» **Exercise directions**
Whenever the word "Step" shows up in a line of the data, copy that line.

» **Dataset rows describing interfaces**
****************
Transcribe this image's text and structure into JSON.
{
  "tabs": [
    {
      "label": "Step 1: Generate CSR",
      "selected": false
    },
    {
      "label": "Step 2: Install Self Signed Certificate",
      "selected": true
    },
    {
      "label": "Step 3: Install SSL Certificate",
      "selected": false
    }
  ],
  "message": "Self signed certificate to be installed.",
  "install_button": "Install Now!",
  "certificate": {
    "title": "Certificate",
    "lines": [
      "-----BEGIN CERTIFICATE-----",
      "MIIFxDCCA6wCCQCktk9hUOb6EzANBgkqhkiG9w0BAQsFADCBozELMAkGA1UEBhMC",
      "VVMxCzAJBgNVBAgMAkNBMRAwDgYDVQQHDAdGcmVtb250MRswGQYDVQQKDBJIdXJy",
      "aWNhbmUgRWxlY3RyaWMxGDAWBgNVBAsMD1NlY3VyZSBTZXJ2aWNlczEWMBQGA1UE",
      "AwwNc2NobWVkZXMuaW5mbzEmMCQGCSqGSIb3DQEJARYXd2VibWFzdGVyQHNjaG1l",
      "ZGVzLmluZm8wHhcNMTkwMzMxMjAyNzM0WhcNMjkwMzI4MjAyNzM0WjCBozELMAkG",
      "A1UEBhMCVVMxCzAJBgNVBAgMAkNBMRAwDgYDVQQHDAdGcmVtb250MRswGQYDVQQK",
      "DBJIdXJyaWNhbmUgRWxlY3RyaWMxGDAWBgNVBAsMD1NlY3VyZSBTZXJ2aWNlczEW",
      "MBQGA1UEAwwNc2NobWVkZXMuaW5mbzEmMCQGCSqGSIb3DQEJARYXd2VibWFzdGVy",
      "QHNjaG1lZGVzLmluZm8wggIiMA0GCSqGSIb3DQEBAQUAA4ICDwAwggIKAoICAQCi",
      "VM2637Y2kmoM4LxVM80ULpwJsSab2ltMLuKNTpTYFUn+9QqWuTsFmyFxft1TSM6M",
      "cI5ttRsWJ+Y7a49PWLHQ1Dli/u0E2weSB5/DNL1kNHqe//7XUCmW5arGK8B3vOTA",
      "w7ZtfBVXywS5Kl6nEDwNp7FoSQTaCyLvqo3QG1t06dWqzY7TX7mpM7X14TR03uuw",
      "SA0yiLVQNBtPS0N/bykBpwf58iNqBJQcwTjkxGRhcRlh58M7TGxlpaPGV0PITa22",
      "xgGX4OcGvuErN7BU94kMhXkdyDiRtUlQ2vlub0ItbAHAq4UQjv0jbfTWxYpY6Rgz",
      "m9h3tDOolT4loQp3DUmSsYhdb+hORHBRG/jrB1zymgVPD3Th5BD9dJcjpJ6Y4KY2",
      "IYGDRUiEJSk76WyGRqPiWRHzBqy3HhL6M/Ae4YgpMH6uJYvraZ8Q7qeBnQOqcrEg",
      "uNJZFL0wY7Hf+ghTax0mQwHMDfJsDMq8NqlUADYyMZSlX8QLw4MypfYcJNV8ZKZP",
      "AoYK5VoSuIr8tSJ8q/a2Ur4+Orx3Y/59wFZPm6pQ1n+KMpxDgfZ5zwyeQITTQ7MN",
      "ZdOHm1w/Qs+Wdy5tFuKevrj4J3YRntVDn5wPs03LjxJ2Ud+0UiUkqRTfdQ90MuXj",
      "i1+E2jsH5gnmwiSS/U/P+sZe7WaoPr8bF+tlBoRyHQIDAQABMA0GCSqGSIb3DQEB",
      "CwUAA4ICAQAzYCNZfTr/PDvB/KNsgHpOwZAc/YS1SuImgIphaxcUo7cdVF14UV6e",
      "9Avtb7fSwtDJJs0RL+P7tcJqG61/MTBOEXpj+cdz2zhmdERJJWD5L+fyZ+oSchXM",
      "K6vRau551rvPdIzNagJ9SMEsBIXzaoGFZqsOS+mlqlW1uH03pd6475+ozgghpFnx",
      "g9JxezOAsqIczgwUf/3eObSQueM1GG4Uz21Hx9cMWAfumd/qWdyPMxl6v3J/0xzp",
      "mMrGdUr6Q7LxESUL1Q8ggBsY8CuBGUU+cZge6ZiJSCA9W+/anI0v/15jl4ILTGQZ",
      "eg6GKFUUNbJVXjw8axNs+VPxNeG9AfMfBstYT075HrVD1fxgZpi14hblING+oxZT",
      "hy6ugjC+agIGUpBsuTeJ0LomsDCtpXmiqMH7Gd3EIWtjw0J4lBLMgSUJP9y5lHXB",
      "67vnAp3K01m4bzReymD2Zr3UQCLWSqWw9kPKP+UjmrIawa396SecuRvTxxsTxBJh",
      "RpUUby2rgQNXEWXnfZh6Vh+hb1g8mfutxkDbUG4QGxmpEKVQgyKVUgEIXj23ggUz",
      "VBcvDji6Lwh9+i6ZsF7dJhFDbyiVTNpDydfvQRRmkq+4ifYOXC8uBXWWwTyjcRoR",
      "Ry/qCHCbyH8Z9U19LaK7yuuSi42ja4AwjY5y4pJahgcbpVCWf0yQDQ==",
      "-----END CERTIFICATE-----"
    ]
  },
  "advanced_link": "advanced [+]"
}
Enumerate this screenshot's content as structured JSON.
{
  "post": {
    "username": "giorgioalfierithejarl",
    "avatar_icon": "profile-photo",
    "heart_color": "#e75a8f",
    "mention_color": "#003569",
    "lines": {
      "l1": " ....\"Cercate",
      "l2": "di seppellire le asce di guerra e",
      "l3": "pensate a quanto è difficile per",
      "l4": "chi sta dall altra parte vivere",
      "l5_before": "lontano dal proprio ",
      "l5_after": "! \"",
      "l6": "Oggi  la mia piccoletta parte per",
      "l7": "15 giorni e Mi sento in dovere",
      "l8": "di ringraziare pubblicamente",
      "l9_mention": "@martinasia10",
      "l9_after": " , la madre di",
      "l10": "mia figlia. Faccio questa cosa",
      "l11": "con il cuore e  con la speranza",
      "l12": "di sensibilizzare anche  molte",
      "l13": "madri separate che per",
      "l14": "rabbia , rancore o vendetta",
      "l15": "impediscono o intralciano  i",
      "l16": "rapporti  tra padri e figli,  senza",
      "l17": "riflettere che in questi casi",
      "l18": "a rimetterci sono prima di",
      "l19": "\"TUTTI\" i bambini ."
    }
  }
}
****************
» **Response area**
      "label": "Step 1: Generate CSR",
      "label": "Step 2: Install Self Signed Certificate",
      "label": "Step 3: Install SSL Certificate",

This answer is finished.